Dataset excerpts:
+--
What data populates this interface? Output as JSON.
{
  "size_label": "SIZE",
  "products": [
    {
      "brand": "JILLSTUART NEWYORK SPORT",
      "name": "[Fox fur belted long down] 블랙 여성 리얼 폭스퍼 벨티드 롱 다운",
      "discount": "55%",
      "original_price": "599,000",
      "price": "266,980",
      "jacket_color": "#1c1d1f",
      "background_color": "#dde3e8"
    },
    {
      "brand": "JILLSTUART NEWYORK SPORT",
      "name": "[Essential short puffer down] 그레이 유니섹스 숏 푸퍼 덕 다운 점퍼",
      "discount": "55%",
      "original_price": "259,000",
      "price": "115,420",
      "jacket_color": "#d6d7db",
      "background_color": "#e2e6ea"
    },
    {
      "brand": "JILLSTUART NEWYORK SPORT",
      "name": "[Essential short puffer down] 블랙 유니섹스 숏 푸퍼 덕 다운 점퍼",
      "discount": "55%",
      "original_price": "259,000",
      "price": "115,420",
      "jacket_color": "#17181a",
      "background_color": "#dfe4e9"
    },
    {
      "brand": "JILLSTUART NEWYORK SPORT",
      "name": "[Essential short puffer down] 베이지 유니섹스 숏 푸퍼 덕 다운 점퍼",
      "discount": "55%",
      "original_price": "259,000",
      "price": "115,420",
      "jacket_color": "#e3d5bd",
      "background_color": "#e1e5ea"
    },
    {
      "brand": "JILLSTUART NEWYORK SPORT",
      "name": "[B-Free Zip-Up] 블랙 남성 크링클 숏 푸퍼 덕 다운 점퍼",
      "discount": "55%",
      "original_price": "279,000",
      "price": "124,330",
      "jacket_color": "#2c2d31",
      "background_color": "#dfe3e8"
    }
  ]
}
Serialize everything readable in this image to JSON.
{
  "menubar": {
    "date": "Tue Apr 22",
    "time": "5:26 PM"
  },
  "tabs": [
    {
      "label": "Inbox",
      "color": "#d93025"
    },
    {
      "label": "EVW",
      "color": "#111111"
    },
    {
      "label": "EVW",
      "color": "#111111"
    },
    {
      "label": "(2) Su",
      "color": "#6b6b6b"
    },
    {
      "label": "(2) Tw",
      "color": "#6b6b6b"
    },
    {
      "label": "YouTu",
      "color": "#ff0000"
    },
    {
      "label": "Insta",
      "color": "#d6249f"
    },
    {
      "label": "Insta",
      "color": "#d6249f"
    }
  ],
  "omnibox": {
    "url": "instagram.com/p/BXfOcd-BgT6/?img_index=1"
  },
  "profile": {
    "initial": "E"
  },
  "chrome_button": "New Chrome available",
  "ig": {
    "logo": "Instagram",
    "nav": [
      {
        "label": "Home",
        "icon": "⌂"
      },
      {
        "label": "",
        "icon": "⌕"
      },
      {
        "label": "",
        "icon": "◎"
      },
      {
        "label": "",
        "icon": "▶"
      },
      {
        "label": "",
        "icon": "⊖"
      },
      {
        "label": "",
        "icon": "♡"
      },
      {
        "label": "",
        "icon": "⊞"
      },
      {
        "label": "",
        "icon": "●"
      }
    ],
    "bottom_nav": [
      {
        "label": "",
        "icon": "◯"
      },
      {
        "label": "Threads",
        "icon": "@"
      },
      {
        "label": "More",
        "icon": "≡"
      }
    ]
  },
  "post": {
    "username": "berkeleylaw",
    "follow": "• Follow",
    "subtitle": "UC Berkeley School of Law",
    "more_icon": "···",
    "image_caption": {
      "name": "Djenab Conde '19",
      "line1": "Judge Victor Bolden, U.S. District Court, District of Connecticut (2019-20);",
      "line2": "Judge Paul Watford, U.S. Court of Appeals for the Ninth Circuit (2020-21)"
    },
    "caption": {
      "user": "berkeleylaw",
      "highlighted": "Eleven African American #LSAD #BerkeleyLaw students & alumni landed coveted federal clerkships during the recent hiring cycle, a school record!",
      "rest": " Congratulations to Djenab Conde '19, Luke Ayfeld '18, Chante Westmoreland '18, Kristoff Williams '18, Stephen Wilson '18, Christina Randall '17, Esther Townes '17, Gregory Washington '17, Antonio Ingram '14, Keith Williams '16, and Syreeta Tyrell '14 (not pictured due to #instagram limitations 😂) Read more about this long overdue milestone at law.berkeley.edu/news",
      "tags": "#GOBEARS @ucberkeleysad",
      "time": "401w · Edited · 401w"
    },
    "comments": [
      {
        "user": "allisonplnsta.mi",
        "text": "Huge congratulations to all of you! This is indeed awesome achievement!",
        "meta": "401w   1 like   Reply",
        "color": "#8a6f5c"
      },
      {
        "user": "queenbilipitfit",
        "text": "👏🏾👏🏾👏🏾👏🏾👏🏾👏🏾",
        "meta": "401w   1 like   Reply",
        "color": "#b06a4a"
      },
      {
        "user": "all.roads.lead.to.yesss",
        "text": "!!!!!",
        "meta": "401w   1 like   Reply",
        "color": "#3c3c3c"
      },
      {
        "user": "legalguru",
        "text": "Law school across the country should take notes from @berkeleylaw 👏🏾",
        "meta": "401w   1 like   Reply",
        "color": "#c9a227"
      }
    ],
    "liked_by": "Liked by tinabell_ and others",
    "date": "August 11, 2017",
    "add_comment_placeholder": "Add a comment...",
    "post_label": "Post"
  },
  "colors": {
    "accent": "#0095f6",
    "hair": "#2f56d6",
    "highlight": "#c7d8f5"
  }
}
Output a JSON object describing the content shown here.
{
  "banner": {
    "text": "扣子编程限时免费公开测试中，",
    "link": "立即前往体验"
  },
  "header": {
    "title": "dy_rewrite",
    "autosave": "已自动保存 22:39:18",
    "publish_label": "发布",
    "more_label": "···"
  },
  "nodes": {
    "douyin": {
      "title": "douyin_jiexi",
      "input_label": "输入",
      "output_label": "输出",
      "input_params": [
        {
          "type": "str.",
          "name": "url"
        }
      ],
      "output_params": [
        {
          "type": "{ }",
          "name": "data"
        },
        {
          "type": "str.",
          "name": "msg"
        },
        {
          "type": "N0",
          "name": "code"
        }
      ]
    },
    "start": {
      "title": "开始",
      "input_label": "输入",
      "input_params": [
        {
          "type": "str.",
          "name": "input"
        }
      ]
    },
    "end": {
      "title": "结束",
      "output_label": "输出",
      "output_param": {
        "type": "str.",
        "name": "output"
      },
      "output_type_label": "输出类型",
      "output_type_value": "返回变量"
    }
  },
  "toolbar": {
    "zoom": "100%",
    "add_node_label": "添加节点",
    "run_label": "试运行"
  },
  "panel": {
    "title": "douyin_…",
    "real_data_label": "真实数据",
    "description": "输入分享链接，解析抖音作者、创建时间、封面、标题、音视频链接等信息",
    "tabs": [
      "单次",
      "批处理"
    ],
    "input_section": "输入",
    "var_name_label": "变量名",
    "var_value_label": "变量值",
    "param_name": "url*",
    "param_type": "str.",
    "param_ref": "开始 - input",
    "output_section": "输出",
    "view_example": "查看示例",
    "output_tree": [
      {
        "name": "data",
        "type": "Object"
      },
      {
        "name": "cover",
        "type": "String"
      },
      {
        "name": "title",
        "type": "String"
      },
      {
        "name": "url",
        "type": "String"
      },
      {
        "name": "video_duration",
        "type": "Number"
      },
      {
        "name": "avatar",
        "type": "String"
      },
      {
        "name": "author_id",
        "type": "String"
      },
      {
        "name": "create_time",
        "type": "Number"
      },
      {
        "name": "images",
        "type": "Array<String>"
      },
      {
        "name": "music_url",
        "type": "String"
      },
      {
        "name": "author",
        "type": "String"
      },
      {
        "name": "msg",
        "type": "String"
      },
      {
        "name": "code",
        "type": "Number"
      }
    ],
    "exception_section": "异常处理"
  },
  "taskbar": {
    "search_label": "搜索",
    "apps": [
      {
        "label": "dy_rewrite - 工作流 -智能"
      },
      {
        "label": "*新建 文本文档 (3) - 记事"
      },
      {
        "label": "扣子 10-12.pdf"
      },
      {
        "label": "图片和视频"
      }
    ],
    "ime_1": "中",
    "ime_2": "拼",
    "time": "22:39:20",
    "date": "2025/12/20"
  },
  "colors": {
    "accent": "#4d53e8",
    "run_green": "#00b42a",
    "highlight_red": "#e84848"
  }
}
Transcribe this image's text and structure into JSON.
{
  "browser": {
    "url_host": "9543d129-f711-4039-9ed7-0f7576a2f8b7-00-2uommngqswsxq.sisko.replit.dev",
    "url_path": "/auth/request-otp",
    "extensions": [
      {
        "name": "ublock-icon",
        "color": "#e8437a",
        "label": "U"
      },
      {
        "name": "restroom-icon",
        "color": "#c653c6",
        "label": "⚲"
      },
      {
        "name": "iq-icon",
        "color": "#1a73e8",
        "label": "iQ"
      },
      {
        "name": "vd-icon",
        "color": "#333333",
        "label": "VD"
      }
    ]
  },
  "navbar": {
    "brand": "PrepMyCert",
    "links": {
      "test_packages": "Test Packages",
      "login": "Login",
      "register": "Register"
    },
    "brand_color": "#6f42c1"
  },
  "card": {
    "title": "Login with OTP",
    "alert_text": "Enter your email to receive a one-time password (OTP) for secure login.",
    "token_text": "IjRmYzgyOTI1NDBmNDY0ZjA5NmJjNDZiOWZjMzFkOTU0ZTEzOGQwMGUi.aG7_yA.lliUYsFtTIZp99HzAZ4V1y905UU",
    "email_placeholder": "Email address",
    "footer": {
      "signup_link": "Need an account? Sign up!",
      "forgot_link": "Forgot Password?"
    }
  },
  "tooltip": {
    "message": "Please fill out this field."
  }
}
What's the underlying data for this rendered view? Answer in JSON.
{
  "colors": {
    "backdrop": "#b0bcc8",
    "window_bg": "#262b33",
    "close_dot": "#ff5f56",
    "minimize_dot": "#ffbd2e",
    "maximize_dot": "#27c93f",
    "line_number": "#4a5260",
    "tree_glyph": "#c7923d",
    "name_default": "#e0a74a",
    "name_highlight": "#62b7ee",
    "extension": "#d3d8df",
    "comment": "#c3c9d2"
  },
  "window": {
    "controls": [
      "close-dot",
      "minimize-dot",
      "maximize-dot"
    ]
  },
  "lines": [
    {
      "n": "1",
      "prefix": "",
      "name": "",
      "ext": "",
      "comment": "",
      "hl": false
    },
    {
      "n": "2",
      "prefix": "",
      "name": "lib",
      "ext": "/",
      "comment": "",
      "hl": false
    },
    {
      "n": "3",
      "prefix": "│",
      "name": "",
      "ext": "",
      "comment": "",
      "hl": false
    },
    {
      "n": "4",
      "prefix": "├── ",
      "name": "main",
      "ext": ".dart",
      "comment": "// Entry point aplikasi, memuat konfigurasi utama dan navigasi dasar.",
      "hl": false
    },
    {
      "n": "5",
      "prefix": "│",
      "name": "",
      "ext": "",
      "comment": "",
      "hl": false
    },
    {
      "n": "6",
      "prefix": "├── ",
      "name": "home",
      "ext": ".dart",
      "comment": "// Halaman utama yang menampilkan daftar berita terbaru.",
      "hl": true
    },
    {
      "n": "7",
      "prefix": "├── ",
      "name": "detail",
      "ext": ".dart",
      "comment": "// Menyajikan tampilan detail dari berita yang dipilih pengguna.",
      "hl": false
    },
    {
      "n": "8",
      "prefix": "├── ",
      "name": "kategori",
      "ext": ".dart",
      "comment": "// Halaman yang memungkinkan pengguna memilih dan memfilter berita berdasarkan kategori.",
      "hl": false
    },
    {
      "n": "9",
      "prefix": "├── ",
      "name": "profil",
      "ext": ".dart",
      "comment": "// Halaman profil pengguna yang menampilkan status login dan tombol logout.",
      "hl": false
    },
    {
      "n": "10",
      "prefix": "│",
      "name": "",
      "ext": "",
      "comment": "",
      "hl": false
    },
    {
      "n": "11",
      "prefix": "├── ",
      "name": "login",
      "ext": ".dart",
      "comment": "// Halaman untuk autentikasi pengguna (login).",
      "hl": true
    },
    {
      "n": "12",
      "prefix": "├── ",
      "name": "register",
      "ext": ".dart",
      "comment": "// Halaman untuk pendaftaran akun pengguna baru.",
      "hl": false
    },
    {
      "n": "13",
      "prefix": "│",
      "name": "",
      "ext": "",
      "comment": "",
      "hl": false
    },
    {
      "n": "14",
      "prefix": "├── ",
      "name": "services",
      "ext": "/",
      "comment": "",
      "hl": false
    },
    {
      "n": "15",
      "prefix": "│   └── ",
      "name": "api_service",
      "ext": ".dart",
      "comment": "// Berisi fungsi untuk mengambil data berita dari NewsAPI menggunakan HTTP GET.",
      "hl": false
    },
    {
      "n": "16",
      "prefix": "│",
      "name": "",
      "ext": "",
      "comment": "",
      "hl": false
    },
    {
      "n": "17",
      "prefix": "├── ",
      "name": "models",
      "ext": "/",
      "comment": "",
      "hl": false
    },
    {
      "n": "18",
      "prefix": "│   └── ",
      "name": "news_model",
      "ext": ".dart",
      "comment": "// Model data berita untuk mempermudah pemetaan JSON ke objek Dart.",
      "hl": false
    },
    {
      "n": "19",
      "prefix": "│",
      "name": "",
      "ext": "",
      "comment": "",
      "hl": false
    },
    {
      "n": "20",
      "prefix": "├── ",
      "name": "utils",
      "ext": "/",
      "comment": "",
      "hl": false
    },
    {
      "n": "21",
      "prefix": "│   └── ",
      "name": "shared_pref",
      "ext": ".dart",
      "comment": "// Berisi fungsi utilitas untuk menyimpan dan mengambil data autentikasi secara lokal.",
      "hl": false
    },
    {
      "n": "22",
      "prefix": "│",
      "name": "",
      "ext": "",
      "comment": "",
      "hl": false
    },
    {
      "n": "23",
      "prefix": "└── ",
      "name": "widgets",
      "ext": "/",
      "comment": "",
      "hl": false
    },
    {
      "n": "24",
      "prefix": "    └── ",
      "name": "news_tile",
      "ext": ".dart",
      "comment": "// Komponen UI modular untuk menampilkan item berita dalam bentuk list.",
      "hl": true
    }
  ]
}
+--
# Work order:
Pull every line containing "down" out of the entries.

# Your solution:
      "name": "[Fox fur belted long down] 블랙 여성 리얼 폭스퍼 벨티드 롱 다운",
      "name": "[Essential short puffer down] 그레이 유니섹스 숏 푸퍼 덕 다운 점퍼",
      "name": "[Essential short puffer down] 블랙 유니섹스 숏 푸퍼 덕 다운 점퍼",
      "name": "[Essential short puffer down] 베이지 유니섹스 숏 푸퍼 덕 다운 점퍼",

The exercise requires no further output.